The drumroll of a roaring fire keeps me company. I just closed all the windows and the door is cracked so the Union River’s cascades, my constant companion so far, are barely heard.
I have good reason to break down and build a fire this morning. It dropped to 33 last night in my wee hemlock hollow, chilly enough to see my breath.
But that might very well be a good thing since I brought the gear I’ll use in Maine on the Appalachian Trail in a few weeks. I got to test things out overnight in similar conditions before committing.
The verdict? I was toasty warm last night and shedding clothes. All systems go!
It’s odd to be bundled up now as the last of the snow disappears. When I arrived at Dan’s Cabin three days ago, it was hot. I was soaked with sweat hauling groceries and gear up a steep hill to what would be my home for the next ten days as an Artist in Residence at the Porcupine Mountains Wilderness State Park in Michigan’s Upper Peninsula.
The cabin is meant just for us artists and was built in the early 2000’s by the Friends of the Porkies. It honors the late nature photographer, Dan Urbanski and serves a dual purpose – to place us within inspiring beauty and as the opening act for the Porkies Folk School where the inaugural class would be constructing a timber-frame structure by hand with traditional tools.
There’s no electricity or running water in this stunningly beautiful and cozy space (part of my haul was six gallons of potable water) but it’s a far cry from backpacking. I just cooked a hearty meal on the propane fueled range and am consuming it on a swing gazing at a set of falls.
I slept in a comfy bed that was also handmade including a funky driftwood head board. My laptop, books and flute are spread out on a hand-built table next to the elaborate cast iron stove. It’s Wednesday so I have a few chores before hiking including splitting wood with an ingenious wighted guillotine, collecting water from the river to wash dishes and stirring up the composting toilet, aptly named the Artist’s Outpost, “where you cane leave your legacy.”
It’s luxury and a pretty sweet deal to just stop and exist and let the days ‘unfold.’ My art is capturing sound and telling the story of this moment of early spring between snow and bugs. Being still, though, does not come naturally to me. Neither does listening for what this place tells me rather than running with my own interpretation.

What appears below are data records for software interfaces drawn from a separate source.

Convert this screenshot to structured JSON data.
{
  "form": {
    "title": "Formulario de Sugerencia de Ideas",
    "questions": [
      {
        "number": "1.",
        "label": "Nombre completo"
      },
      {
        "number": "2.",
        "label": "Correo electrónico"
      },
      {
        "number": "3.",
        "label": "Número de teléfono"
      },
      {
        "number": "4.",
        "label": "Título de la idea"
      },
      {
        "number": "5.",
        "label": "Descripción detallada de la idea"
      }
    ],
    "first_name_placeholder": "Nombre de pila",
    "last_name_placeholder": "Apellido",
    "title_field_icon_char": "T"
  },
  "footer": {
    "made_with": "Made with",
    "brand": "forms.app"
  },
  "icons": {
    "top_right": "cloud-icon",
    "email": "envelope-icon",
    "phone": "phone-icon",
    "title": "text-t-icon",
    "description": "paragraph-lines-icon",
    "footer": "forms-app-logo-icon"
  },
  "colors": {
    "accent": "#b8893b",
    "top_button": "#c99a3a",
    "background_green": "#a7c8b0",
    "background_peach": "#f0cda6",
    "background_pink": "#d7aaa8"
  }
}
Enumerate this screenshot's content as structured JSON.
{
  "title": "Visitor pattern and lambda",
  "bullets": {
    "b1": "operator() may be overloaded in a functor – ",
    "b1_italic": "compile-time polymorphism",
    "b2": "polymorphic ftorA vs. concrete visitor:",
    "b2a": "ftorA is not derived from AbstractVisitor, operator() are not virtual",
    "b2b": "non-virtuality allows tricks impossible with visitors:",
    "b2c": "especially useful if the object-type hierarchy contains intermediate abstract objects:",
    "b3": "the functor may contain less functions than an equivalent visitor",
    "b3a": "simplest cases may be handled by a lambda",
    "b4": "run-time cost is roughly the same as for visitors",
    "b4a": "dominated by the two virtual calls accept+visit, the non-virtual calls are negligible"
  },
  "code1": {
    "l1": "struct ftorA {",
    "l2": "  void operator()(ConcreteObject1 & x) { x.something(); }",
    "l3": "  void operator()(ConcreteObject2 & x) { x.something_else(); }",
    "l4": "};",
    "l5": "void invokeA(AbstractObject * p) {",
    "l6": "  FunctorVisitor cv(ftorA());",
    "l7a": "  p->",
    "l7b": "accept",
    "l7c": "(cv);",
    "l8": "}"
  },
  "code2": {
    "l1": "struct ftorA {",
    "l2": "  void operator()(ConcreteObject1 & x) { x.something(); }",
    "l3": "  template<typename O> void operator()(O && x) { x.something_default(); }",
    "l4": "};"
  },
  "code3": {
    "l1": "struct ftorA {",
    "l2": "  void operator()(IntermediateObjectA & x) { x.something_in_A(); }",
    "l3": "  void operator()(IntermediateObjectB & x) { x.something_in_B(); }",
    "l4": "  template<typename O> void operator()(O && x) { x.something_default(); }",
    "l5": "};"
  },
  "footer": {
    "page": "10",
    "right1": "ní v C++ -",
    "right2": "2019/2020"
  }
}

But I try as light filters in through a forest of hemlock, tall but graceful conifers with long, fanning arms as if gently caressing all beneath them. Hemlocks thrive in this hilly environment, clinging to shallow soils above ancient trap rock or basalt exposed by the ever-tumbling river.
A Black Throated Green Warbler claims his terrtory with preening confidence and a fulsome ch’chee-chee-choo-chee! I wander along the river noticing the change in timbre as it falls, rushes, churns and tumbles. Last fall’s brilliance is a bleached mat crunching under my feet. The wind sets hemlock arms shimmying with a whoosh before I feel an icy chill on my cheek.
As the sun warms the air, others join in the chorus, the whiny mo-om! of a Yellow Bellied Sapsucker and a set of chips from his downy cousin. A Blue Headed Vireo lazily tweets in a sort a bird-like surfer-talk – what? oh yeah, uh, oh? ok, hows that? sure, well? yup – as an Ovenbird rattles the air like a dog shaking a collar full of dog-tags.
It’s 45 now and the sun is full, no leaves yet to stop it reaching me. Yesterday I hiked up to the escarpment through a forest thick with Trillium, Trout Lilies, and Dutchman’s Breeches. The view is to the Lake of the Clouds, a shallow depression fed by the winding Carp River full of Spring Peepers loudly singing and reaching me hundreds of feet above.
It will be cold on bare rock, but it’s the best signal in the park and I can send this note to you. The climb will warm me up and maybe I’ll meet my falcon friends again, the one who called out to me before flying off on magnificent wings, soaring, soaring over the treetops, fuzzy with just the hint of spring green.